German auto giant Volkswagen AG VOW -0.06% is asking the U.S. Supreme Court to overturn a ruling that it says opens up car makers to a flood of emissions regulations from local governments that could clash with existing federal rules.
The request to the high court, filed last week and made public Tuesday, is the latest turn in litigation that has dogged Volkswagen since it admitted in 2015 to rigging 11 million diesel vehicles world-wide with software that allowed them to evade government emissions tests. The company has paid more than $30 billion in fines and settlements because of the scandal, including some $23 billion in the U.S.
At issue is a June decision by the Ninth U.S. Circuit Court of Appeals that ruled two counties have authority alongside the federal Environmental Protection Agency to regulate the updates that car manufacturers make to emissions systems in vehicles after they are sold. Florida’s Hillsborough County and Salt Lake County in Utah are seeking daily penalties of $5,000 per rigged diesel car for the local pollution they caused, with potential yearly damages of $11.2 billion.
Volkswagen argues it shouldn’t have to pay those fines because the court decision misinterprets the federal Clean Air Act, which it says gives sole regulatory authority over manufacturer changes to car emissions to the EPA and California. The company argues that the EPA approved a software update Volkswagen made to the cars before the diesel-emissions scandal broke, and that its move isn’t akin to something a county could regulate, such as a local mechanic tampering with emissions.
To date, the company has entered into $23 billion worth of civil and criminal settlements with federal and state regulators and drivers of nearly 600,000 U.S. diesel vehicles. Those agreements didn’t prevent some states and local governments from separately suing Volkswagen, lawsuits the company has won in Alabama, Tennessee and Minnesota.
“The Ninth Circuit’s decision conflicts with the rulings of multiple courts and will severely compromise the EPA’s ability to regulate auto emissions,” a company spokesman said Tuesday. The company made similar arguments this week in a separate case in front of the Ohio Supreme Court over that state’s regulatory power.
If the Ninth Circuit ruling stands, “manufacturers will know that settling with EPA could trigger copycat state and local government actions,” Volkswagen wrote in its Supreme Court petition.

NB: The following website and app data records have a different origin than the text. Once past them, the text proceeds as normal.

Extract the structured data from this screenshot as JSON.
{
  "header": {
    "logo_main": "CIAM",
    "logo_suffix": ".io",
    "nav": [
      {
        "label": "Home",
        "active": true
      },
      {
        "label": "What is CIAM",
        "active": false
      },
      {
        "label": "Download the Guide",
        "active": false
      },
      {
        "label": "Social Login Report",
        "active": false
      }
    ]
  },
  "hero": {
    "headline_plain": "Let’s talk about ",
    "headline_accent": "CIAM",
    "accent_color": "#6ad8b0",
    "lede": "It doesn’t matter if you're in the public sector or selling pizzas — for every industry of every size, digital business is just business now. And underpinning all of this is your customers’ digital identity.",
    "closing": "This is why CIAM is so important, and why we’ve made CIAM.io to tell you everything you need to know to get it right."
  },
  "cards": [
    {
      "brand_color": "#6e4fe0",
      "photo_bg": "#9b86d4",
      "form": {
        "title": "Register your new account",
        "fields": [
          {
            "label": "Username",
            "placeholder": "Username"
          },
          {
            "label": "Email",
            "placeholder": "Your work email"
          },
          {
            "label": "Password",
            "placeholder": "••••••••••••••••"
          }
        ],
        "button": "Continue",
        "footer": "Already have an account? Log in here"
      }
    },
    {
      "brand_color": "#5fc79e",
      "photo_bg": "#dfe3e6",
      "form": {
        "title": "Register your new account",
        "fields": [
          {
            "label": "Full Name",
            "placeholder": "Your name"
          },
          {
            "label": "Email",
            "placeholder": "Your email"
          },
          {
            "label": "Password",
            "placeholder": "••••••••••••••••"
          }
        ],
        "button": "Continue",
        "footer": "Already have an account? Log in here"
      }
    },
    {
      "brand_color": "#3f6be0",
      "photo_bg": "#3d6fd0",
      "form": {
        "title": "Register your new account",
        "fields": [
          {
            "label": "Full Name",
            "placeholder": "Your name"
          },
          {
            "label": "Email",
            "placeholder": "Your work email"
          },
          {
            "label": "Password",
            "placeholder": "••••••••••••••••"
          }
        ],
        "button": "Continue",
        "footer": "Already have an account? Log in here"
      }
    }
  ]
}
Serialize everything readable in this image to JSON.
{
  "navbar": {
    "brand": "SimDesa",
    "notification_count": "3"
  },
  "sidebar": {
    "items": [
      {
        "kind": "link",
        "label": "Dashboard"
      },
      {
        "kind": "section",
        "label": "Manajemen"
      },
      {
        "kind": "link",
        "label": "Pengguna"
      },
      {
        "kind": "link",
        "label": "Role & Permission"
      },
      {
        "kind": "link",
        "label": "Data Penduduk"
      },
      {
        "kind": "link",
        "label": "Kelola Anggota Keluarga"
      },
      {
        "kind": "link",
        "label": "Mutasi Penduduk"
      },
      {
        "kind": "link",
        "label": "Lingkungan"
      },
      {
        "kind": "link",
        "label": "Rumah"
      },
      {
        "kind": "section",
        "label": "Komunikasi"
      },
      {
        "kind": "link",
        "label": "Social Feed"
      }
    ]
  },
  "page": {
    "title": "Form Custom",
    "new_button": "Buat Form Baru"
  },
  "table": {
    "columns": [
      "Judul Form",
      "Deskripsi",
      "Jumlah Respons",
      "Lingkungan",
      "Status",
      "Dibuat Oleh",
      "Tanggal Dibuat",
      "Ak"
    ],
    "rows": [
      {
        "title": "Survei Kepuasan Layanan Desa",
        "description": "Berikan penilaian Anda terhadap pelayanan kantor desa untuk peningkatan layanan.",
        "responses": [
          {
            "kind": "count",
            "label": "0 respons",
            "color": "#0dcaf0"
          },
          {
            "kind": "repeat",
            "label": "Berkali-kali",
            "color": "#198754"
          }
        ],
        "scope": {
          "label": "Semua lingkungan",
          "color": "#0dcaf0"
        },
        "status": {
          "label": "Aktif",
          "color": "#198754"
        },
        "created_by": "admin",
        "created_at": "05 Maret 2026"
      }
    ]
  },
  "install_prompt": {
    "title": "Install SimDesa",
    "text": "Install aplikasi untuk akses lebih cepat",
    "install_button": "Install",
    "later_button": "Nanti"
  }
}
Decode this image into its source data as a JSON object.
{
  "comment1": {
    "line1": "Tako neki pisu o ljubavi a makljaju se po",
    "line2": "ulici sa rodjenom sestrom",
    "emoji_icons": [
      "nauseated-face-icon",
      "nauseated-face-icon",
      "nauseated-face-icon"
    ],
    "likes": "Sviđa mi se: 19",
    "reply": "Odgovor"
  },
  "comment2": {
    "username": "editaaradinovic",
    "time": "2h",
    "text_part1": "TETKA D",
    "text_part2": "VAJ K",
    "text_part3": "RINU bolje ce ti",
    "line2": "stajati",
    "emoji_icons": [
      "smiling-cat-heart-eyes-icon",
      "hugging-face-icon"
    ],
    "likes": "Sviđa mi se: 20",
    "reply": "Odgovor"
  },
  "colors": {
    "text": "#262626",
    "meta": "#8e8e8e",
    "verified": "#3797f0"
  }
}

The California-based Ninth Circuit acknowledged in last year’s ruling that its conclusion “may result in the imposition of unexpected (and enormous) liability on Volkswagen” and prevent the EPA from controlling the total liability imposed on auto makers for any emissions tampering violations. But the judges concluded Congress didn’t intend for the Clean Air Act to prohibit counties and states from having enforcement power in this context.